300 children out of every 1,000 born in Sierra Leone dying before the age of

The 194-page report, which includes information on life expectancy, road
traffic deaths and the fight against polio and AIDS, also warned of a
growing gulf in health care and exposure to disease between the poorest
countries and other countries.

The report concluded that life expectancy is on the increase in most of the
world, but it also highlighted problem areas.

"Today's global health situation raises urgent questions about justice," Dr.
Jong Wook Lee, the director general of the health agency, wrote in an

"In some parts of the world there is a continued expectation of longer and
more comfortable life, while in many others there is despair over the
failure to control disease though the means to do so exist."

Of the 57 million premature deaths in 2002, 10.5 million were children
younger than 5, and 98 percent of those were in developing countries.

In Zimbabwe, the average life expectancy for men and women was 37.9; in
Zambia it was 39.7; and in Angola it was 39.9. In Switzerland it was 80.6,
and it was 80.4 in Sweden and 79.7 in France.


A baby girl born now in Japan could expect to live 85 years, while one born
in Sierra Leone would probably not survive beyond 36.

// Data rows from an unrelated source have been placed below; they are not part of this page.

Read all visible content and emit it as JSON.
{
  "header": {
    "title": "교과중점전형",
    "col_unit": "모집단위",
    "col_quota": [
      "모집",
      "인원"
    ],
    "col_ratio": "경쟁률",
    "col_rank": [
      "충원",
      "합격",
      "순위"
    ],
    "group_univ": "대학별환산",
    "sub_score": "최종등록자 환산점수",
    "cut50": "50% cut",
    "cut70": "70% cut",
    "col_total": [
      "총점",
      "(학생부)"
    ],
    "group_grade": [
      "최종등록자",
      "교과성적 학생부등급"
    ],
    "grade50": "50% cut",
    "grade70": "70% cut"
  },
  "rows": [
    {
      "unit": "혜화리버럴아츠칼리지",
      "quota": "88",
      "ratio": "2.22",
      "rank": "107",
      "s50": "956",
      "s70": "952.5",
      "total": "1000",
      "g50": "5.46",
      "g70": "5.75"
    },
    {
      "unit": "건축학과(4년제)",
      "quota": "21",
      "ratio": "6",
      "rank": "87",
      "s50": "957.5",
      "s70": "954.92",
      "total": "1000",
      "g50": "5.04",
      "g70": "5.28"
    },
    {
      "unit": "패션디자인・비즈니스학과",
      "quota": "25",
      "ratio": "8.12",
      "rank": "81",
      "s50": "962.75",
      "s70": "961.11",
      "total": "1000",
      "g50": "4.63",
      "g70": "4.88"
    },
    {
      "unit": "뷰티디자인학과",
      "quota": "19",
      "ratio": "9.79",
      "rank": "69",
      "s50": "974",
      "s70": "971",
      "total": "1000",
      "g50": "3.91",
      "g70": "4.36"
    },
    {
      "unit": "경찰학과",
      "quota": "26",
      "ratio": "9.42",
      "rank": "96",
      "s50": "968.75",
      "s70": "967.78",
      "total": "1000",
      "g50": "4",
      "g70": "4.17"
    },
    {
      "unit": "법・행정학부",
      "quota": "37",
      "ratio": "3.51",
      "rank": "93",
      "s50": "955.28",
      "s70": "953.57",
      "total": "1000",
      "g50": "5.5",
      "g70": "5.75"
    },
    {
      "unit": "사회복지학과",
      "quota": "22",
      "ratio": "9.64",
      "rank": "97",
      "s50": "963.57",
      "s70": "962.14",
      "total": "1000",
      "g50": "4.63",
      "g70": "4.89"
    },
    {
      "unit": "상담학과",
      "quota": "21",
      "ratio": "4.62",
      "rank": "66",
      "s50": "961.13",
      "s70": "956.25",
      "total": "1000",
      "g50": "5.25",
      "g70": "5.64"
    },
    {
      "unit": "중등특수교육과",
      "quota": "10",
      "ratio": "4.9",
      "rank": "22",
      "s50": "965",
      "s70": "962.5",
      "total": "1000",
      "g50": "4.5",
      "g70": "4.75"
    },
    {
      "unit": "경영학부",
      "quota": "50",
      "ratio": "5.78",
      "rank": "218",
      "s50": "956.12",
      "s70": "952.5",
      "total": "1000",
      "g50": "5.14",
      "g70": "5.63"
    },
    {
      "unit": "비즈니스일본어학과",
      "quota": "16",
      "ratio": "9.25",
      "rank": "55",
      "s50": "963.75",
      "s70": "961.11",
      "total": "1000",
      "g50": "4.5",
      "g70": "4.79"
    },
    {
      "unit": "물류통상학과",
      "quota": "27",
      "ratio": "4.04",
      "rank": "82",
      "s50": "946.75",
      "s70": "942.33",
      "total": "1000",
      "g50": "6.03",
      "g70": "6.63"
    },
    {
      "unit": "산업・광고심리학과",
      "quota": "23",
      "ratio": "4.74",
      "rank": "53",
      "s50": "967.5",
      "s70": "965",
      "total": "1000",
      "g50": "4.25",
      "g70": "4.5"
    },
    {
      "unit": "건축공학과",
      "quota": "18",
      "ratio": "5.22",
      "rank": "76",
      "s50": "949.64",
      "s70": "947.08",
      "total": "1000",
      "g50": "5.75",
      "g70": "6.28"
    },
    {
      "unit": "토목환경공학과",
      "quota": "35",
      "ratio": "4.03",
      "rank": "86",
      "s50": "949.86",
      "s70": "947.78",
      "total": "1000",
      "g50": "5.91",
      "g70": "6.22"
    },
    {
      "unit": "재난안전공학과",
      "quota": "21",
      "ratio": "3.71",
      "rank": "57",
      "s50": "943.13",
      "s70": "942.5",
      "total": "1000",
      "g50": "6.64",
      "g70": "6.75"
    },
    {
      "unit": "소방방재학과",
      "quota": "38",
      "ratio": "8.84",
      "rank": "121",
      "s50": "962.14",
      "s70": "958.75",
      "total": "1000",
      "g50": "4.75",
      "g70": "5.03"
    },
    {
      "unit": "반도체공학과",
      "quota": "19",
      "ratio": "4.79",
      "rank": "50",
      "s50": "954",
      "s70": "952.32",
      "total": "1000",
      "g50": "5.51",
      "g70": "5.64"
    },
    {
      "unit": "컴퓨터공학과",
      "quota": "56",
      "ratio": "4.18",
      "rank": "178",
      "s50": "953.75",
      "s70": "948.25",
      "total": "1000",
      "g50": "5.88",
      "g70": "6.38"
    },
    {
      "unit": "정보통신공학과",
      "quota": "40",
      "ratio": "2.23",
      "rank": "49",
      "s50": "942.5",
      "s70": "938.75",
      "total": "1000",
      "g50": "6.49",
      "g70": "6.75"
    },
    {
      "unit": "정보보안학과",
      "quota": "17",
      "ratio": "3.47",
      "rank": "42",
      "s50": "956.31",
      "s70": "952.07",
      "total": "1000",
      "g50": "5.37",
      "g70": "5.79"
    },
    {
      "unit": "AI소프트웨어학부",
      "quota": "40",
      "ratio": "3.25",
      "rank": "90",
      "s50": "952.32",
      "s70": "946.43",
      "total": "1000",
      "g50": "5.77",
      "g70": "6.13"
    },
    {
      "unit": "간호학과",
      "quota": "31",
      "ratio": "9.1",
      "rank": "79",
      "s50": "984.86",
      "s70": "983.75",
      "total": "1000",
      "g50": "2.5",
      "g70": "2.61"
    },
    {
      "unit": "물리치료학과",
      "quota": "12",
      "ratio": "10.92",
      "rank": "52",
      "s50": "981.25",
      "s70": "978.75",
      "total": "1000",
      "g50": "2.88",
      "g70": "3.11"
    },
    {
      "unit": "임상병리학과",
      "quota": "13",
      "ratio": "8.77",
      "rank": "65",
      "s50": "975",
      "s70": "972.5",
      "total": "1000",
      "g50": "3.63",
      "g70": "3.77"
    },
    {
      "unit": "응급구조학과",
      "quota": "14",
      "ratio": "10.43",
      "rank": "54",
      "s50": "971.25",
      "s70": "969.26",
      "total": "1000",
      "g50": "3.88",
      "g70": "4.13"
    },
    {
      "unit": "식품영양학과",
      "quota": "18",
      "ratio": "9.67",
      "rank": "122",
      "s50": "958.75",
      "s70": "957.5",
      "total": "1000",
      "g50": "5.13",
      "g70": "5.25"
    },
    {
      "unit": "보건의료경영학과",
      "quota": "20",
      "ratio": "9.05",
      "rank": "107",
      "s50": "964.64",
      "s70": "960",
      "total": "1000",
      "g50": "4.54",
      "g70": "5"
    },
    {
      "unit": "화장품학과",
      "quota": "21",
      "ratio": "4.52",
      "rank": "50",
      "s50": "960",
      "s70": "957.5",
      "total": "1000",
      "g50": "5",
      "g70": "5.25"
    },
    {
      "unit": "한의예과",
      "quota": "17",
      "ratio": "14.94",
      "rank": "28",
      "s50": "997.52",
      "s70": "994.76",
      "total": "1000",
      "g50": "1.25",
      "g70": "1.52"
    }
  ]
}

"A world marked by such inequities is in very serious trouble," Dr. Lee
wrote. "We have to find ways to unite our strengths as a global community to
shape a healthier future."

The report said AIDS was the leading cause of death for people between 15
and 59, reducing the life expectancy of adults in Botswana, Lesotho,
Swaziland and Zimbabwe by 20 years.

Deaths from the virus and the complications it brings were almost twice
those from the next top killer - heart disease - and well over twice as high
as the toll from the third most fatal disease - tuberculosis - according to
the report.

The health agency said diseases related to tobacco were responsible for
about five million deaths a year.

It said that in 2002, over 1.2 million people died of lung cancer - largely
caused by smoking - which was a 30 percent increase over 1990. Three out of
four of those who died were men, the agency said.

Among men, average life expectancy is 77.9 years in Australia and 75.9 in
France. In China, the average man lives to 69.6, in Brazil to 65.7 and in
Egypt to 65.3.


But in Russia, a man can expect to live to only 58.4

Dr Rana Jawad Asghar
Program Manager Child Survival, Mozambique
Provincial Coordinator Sofala Province, Mozambique
Health Alliance International, Seattle, WA, USA
Coordinator South Asian Public Health Forum